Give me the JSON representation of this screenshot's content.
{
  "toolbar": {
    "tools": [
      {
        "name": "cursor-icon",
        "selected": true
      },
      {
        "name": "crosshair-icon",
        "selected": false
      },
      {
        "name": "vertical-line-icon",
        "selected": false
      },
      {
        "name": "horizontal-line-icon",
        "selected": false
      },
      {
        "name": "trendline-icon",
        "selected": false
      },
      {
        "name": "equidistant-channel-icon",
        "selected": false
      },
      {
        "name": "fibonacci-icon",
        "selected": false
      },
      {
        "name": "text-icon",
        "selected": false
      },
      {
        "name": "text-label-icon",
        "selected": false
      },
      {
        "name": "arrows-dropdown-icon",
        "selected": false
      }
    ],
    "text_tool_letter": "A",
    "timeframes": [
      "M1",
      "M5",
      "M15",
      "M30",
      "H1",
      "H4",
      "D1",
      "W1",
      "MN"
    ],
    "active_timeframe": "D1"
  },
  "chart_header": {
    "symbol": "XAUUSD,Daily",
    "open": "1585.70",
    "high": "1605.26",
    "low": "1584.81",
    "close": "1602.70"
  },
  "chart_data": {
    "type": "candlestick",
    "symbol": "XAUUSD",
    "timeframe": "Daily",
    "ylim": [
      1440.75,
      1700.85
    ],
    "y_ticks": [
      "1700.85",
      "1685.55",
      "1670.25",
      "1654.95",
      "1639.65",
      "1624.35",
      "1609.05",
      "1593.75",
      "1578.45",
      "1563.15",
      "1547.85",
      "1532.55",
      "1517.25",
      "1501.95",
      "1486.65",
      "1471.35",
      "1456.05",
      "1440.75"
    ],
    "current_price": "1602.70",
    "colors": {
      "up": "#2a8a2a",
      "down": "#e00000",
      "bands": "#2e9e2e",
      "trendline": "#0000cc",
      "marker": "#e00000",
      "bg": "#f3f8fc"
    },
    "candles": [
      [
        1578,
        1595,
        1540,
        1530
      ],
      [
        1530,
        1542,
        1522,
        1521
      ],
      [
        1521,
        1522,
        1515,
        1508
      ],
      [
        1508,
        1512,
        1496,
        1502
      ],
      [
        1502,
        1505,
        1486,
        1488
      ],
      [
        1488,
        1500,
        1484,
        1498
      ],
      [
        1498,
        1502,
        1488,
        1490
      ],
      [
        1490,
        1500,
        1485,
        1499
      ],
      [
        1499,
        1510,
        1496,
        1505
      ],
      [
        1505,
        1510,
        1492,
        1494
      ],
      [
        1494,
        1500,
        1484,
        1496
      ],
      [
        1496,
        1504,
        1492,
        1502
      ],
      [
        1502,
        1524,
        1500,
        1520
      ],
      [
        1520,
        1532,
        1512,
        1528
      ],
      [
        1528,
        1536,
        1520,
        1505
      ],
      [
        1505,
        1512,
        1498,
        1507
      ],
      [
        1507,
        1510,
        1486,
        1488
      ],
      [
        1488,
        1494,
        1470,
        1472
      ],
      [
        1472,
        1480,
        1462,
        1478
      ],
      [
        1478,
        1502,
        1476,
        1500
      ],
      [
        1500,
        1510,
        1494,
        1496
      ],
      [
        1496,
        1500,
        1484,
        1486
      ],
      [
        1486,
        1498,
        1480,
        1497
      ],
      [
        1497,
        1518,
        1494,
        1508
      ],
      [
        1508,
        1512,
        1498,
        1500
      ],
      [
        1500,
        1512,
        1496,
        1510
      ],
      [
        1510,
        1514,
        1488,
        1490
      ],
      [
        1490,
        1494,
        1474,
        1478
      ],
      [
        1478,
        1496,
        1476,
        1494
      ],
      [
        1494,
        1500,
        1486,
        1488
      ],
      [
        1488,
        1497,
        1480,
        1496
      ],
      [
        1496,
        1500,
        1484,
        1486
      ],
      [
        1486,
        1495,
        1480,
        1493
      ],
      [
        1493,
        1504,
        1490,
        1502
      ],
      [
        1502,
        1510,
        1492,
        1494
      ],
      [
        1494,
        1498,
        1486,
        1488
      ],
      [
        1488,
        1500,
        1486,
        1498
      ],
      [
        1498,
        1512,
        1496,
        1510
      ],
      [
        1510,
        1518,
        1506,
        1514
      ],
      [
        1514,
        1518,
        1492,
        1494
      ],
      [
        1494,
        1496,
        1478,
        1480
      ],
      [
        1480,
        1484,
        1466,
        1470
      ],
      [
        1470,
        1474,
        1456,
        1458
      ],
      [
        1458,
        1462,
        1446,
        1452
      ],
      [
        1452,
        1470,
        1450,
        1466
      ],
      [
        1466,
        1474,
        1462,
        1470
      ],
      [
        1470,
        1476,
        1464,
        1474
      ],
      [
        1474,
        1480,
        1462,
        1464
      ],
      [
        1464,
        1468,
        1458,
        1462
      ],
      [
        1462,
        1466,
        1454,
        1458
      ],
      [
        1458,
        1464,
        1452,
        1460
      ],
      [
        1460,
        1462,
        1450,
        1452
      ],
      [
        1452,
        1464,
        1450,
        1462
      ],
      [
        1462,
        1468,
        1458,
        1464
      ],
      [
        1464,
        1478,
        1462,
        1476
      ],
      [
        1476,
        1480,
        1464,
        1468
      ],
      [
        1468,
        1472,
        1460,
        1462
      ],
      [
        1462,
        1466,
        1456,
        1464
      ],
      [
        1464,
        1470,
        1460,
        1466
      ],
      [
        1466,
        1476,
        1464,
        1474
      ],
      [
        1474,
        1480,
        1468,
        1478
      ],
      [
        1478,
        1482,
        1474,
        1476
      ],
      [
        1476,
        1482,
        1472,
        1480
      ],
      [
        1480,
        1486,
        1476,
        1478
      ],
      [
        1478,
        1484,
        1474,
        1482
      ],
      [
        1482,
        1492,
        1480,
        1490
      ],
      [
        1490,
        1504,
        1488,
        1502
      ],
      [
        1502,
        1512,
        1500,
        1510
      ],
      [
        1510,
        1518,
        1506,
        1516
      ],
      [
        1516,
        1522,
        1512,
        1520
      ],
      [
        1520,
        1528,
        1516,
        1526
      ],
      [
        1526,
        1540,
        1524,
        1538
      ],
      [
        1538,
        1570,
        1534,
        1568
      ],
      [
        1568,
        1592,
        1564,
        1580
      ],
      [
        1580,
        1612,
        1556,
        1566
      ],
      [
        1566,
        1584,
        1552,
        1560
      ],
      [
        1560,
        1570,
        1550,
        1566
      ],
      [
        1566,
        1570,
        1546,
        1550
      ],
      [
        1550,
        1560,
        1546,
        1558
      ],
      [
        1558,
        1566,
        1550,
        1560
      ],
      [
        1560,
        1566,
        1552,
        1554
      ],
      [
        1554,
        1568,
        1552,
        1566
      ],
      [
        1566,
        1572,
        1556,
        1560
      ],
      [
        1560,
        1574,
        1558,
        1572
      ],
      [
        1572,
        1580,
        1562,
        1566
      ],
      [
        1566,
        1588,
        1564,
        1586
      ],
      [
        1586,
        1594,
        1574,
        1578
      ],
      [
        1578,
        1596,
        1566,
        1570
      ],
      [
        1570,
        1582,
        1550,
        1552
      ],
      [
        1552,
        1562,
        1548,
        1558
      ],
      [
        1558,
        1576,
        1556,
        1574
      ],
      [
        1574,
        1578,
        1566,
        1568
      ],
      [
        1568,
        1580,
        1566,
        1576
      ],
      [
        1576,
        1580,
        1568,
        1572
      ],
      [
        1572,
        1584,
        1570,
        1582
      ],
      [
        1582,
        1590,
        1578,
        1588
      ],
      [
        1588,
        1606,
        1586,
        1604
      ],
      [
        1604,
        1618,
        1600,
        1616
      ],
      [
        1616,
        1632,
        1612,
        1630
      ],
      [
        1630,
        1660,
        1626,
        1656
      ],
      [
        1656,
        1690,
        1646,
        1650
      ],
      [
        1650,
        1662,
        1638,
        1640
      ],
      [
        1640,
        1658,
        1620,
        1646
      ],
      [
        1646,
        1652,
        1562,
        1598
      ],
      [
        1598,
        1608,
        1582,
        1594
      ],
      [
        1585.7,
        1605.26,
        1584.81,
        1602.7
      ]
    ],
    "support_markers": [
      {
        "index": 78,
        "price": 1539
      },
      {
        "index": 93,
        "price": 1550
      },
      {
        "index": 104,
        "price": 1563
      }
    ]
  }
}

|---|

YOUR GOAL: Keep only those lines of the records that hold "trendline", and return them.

ANSWER BOX:
        "name": "trendline-icon",
      "trendline": "#0000cc",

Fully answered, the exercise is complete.